by Nigel Hollis
Digital media spend is now taking over half the money spent on advertising in a number of countries thanks to mobile. There is no doubt that mobile is going to feature prominently in any brand’s media mix for years to come, but that does not mean that mobile advertising can continue to serve up the same intrusive ad formats that it does now.
Mobile ad spend is growing because that is where the eyeballs are and will continue to be. Kantar Millward Brown’s AdReaction: Gen, X, Y, Z finds that three out of four 16 - 19 year olds spend over an hour a day using a mobile device but only one in two claim to watch TV for an hour or more. It seems highly likely that as this cohort age their dependence on mobile devices will continue and may even grow as our dependency on smartphones deepens.
However, as I have noted elsewhere, this generation is also the most ad averse, perhaps because most of their exposure comes on digital devices. They are most negative toward mobile display ads and mobile and desktop video ads. They are willing to engage with ad formats that deliver a value exchange like native ads and lenses or filters but want control and the ability to skip ads otherwise. Overall they are most likely to claim to skip ads when they can and to have loaded an ad blocker.
It is not hard to envision this generation growing up loathing the ad industry and the brands that fund the most intrusive ad formats. After all, if someone continually shouted in your face when you were trying to work or watch videos how would you feel? The goals of organizations like The Coalition for Better Ads are laudable, but like all work by committee, there is a danger that their work takes longer than ideal, and that the industry waits for their work to finish, rather than taking immediate action. Given there is already a wealth of global, country-level information available about ad receptivity, my advice would be for advertisers and their agencies to start implementing what makes common sense now.
The fundamental problem with mobile advertising today is that the value exchange between advertiser and device user has been broken. People use mobile devices for different tasks: entertainment, productivity and connectivity. But advertising does not necessarily fit with the user’s mindset. Ads are all pervasive, they jump content and platform irrespective of what task the user is engaged with. And for some extraordinary reason that continues to escape me, the majority of people are not entertained or amused by ads that interrupt what they are trying to do all the time.

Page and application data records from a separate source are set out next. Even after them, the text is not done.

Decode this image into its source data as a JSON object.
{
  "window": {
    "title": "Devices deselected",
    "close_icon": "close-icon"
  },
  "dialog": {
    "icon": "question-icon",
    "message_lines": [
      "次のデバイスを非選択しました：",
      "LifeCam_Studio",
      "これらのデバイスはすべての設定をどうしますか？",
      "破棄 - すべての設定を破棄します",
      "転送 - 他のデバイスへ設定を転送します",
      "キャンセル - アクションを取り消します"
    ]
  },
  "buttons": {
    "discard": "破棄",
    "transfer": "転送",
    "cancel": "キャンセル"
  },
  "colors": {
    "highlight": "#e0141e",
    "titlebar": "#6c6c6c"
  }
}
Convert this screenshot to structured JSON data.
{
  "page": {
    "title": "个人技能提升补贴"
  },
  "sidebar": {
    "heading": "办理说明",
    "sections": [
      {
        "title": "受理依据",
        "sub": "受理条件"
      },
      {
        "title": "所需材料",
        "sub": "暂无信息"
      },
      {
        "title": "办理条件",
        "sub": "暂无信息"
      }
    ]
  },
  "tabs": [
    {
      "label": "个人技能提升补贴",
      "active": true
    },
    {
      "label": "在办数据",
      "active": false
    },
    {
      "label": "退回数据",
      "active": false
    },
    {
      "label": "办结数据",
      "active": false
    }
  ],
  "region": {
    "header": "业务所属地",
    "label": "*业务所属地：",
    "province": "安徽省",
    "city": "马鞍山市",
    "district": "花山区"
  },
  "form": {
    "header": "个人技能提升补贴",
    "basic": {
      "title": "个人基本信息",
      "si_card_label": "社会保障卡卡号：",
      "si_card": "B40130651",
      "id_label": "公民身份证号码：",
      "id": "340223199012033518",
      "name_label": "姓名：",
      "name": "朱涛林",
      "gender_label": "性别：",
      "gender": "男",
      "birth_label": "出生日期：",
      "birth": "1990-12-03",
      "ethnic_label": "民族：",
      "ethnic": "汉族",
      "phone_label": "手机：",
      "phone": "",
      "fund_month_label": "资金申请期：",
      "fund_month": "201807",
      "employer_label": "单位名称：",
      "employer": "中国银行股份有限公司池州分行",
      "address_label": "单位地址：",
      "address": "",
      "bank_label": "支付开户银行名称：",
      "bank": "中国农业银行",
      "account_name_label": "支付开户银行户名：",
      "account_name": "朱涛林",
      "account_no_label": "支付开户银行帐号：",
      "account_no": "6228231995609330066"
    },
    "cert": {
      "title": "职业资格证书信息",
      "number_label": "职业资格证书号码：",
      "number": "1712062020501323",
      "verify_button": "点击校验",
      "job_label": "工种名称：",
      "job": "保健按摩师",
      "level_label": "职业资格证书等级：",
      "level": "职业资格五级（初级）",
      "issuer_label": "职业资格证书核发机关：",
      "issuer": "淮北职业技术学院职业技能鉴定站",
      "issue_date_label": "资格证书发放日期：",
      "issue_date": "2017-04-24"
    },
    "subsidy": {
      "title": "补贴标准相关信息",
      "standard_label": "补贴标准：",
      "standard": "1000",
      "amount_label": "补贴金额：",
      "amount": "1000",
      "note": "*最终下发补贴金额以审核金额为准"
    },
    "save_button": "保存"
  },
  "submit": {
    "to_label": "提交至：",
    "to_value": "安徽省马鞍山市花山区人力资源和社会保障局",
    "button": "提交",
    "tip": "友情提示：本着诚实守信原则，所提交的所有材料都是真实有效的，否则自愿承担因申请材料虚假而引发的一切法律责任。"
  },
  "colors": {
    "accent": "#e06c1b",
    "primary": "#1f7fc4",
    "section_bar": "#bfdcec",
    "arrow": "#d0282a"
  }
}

Perhaps it is time the ad industry – advertisers and publishers alike – took a step back and tried to figure out a better way. People will spend time and attend to content that is rewarding to them, content that entertains, offers something informative or useful and is available when and where they want. Call it native ads, sponsored content, curated content or whatever, but the ad industry needs to stop annoying the very people it is trying to influence.